— ABOUT THIS EXERCISE —
Retype each entry exactly as written, and keep the pictures out of the copy.

——————————

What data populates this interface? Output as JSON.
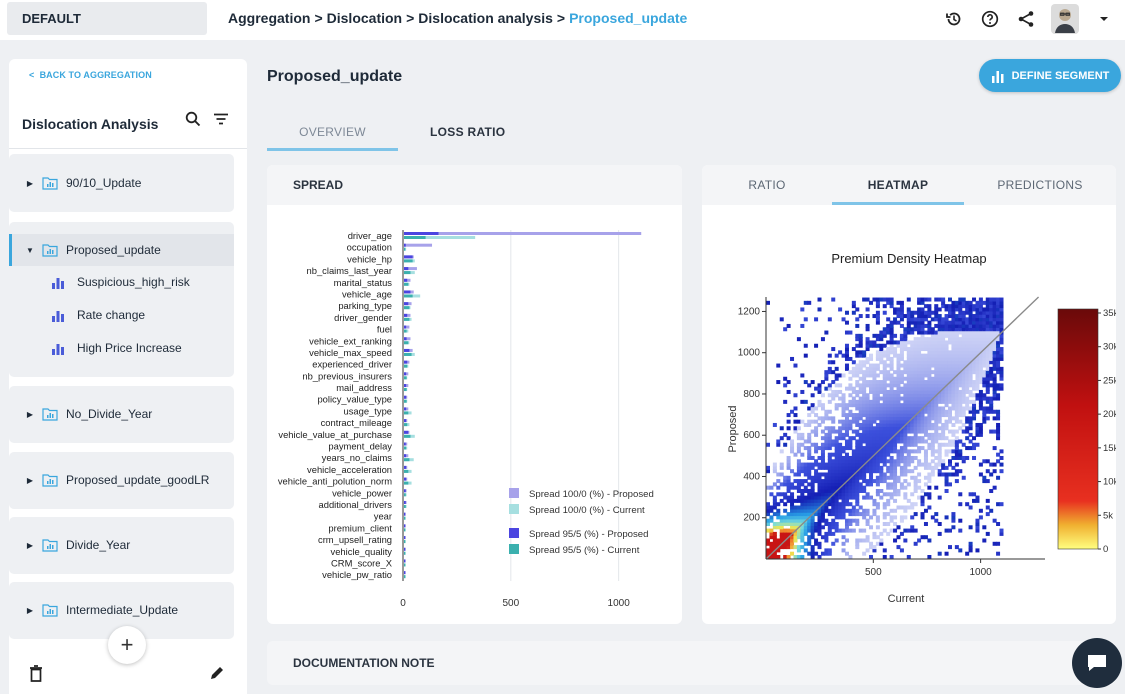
{
  "env": "DEFAULT",
  "breadcrumb": {
    "items": [
      "Aggregation",
      "Dislocation",
      "Dislocation analysis"
    ],
    "current": "Proposed_update",
    "separator": ">"
  },
  "icons": {
    "history": "history-icon",
    "help": "help-icon",
    "share": "share-icon",
    "avatar": "user-avatar",
    "menu": "chevron-down-icon"
  },
  "sidebar": {
    "back_label": "BACK TO AGGREGATION",
    "title": "Dislocation Analysis",
    "segments": [
      {
        "label": "90/10_Update"
      },
      {
        "label": "Proposed_update",
        "children": [
          "Suspicious_high_risk",
          "Rate change",
          "High Price Increase"
        ]
      },
      {
        "label": "No_Divide_Year"
      },
      {
        "label": "Proposed_update_goodLR"
      },
      {
        "label": "Divide_Year"
      },
      {
        "label": "Intermediate_Update"
      }
    ],
    "add_label": "+"
  },
  "main": {
    "title": "Proposed_update",
    "define_segment": "DEFINE SEGMENT",
    "tabs": [
      "OVERVIEW",
      "LOSS RATIO"
    ],
    "spread_title": "SPREAD",
    "right_tabs": [
      "RATIO",
      "HEATMAP",
      "PREDICTIONS"
    ],
    "doc_note": "DOCUMENTATION NOTE"
  },
  "colors": {
    "accent": "#3aa6dd",
    "p100": "#a7a2ea",
    "c100": "#a6dfe0",
    "p95": "#4b45e0",
    "c95": "#3bb0ae"
  },
  "chart_data": [
    {
      "type": "bar",
      "orientation": "horizontal",
      "title": "",
      "categories": [
        "driver_age",
        "occupation",
        "vehicle_hp",
        "nb_claims_last_year",
        "marital_status",
        "vehicle_age",
        "parking_type",
        "driver_gender",
        "fuel",
        "vehicle_ext_ranking",
        "vehicle_max_speed",
        "experienced_driver",
        "nb_previous_insurers",
        "mail_address",
        "policy_value_type",
        "usage_type",
        "contract_mileage",
        "vehicle_value_at_purchase",
        "payment_delay",
        "years_no_claims",
        "vehicle_acceleration",
        "vehicle_anti_polution_norm",
        "vehicle_power",
        "additional_drivers",
        "year",
        "premium_client",
        "crm_upsell_rating",
        "vehicle_quality",
        "CRM_score_X",
        "vehicle_pw_ratio"
      ],
      "series": [
        {
          "name": "Spread 100/0 (%) - Proposed",
          "values": [
            1100,
            130,
            45,
            60,
            30,
            45,
            35,
            30,
            25,
            30,
            40,
            25,
            20,
            20,
            15,
            20,
            15,
            25,
            15,
            20,
            15,
            15,
            12,
            12,
            8,
            8,
            8,
            8,
            8,
            8
          ]
        },
        {
          "name": "Spread 100/0 (%) - Current",
          "values": [
            330,
            10,
            50,
            50,
            25,
            75,
            30,
            35,
            20,
            25,
            50,
            20,
            15,
            15,
            15,
            35,
            25,
            50,
            15,
            45,
            35,
            35,
            12,
            12,
            8,
            8,
            8,
            8,
            8,
            8
          ]
        },
        {
          "name": "Spread 95/5 (%) - Proposed",
          "values": [
            160,
            8,
            40,
            20,
            15,
            30,
            20,
            15,
            10,
            12,
            25,
            15,
            10,
            10,
            10,
            10,
            10,
            20,
            8,
            10,
            10,
            10,
            8,
            8,
            6,
            6,
            6,
            6,
            6,
            6
          ]
        },
        {
          "name": "Spread 95/5 (%) - Current",
          "values": [
            100,
            6,
            40,
            30,
            20,
            40,
            25,
            25,
            12,
            20,
            35,
            15,
            12,
            12,
            12,
            20,
            15,
            30,
            10,
            25,
            20,
            20,
            8,
            8,
            6,
            6,
            6,
            6,
            6,
            6
          ]
        }
      ],
      "xlim": [
        0,
        1150
      ],
      "xticks": [
        0,
        500,
        1000
      ],
      "grid": true,
      "legend": "bottom-right"
    },
    {
      "type": "heatmap",
      "title": "Premium Density Heatmap",
      "xlabel": "Current",
      "ylabel": "Proposed",
      "xlim": [
        0,
        1300
      ],
      "ylim": [
        0,
        1270
      ],
      "xticks": [
        500,
        1000
      ],
      "yticks": [
        200,
        400,
        600,
        800,
        1000,
        1200
      ],
      "colorbar_ticks": [
        "35k",
        "30k",
        "25k",
        "20k",
        "15k",
        "10k",
        "5k",
        "0"
      ],
      "diagonal": true
    }
  ]
}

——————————

— WRITTEN RESPONSE —
What data populates this interface? Output as JSON.
{
  "env": "DEFAULT",
  "breadcrumb": {
    "items": [
      "Aggregation",
      "Dislocation",
      "Dislocation analysis"
    ],
    "current": "Proposed_update",
    "separator": ">"
  },
  "icons": {
    "history": "history-icon",
    "help": "help-icon",
    "share": "share-icon",
    "avatar": "user-avatar",
    "menu": "chevron-down-icon"
  },
  "sidebar": {
    "back_label": "BACK TO AGGREGATION",
    "title": "Dislocation Analysis",
    "segments": [
      {
        "label": "90/10_Update"
      },
      {
        "label": "Proposed_update",
        "children": [
          "Suspicious_high_risk",
          "Rate change",
          "High Price Increase"
        ]
      },
      {
        "label": "No_Divide_Year"
      },
      {
        "label": "Proposed_update_goodLR"
      },
      {
        "label": "Divide_Year"
      },
      {
        "label": "Intermediate_Update"
      }
    ],
    "add_label": "+"
  },
  "main": {
    "title": "Proposed_update",
    "define_segment": "DEFINE SEGMENT",
    "tabs": [
      "OVERVIEW",
      "LOSS RATIO"
    ],
    "spread_title": "SPREAD",
    "right_tabs": [
      "RATIO",
      "HEATMAP",
      "PREDICTIONS"
    ],
    "doc_note": "DOCUMENTATION NOTE"
  },
  "colors": {
    "accent": "#3aa6dd",
    "p100": "#a7a2ea",
    "c100": "#a6dfe0",
    "p95": "#4b45e0",
    "c95": "#3bb0ae"
  },
  "chart_data": [
    {
      "type": "bar",
      "orientation": "horizontal",
      "title": "",
      "categories": [
        "driver_age",
        "occupation",
        "vehicle_hp",
        "nb_claims_last_year",
        "marital_status",
        "vehicle_age",
        "parking_type",
        "driver_gender",
        "fuel",
        "vehicle_ext_ranking",
        "vehicle_max_speed",
        "experienced_driver",
        "nb_previous_insurers",
        "mail_address",
        "policy_value_type",
        "usage_type",
        "contract_mileage",
        "vehicle_value_at_purchase",
        "payment_delay",
        "years_no_claims",
        "vehicle_acceleration",
        "vehicle_anti_polution_norm",
        "vehicle_power",
        "additional_drivers",
        "year",
        "premium_client",
        "crm_upsell_rating",
        "vehicle_quality",
        "CRM_score_X",
        "vehicle_pw_ratio"
      ],
      "series": [
        {
          "name": "Spread 100/0 (%) - Proposed",
          "values": [
            1100,
            130,
            45,
            60,
            30,
            45,
            35,
            30,
            25,
            30,
            40,
            25,
            20,
            20,
            15,
            20,
            15,
            25,
            15,
            20,
            15,
            15,
            12,
            12,
            8,
            8,
            8,
            8,
            8,
            8
          ]
        },
        {
          "name": "Spread 100/0 (%) - Current",
          "values": [
            330,
            10,
            50,
            50,
            25,
            75,
            30,
            35,
            20,
            25,
            50,
            20,
            15,
            15,
            15,
            35,
            25,
            50,
            15,
            45,
            35,
            35,
            12,
            12,
            8,
            8,
            8,
            8,
            8,
            8
          ]
        },
        {
          "name": "Spread 95/5 (%) - Proposed",
          "values": [
            160,
            8,
            40,
            20,
            15,
            30,
            20,
            15,
            10,
            12,
            25,
            15,
            10,
            10,
            10,
            10,
            10,
            20,
            8,
            10,
            10,
            10,
            8,
            8,
            6,
            6,
            6,
            6,
            6,
            6
          ]
        },
        {
          "name": "Spread 95/5 (%) - Current",
          "values": [
            100,
            6,
            40,
            30,
            20,
            40,
            25,
            25,
            12,
            20,
            35,
            15,
            12,
            12,
            12,
            20,
            15,
            30,
            10,
            25,
            20,
            20,
            8,
            8,
            6,
            6,
            6,
            6,
            6,
            6
          ]
        }
      ],
      "xlim": [
        0,
        1150
      ],
      "xticks": [
        0,
        500,
        1000
      ],
      "grid": true,
      "legend": "bottom-right"
    },
    {
      "type": "heatmap",
      "title": "Premium Density Heatmap",
      "xlabel": "Current",
      "ylabel": "Proposed",
      "xlim": [
        0,
        1300
      ],
      "ylim": [
        0,
        1270
      ],
      "xticks": [
        500,
        1000
      ],
      "yticks": [
        200,
        400,
        600,
        800,
        1000,
        1200
      ],
      "colorbar_ticks": [
        "35k",
        "30k",
        "25k",
        "20k",
        "15k",
        "10k",
        "5k",
        "0"
      ],
      "diagonal": true
    }
  ]
}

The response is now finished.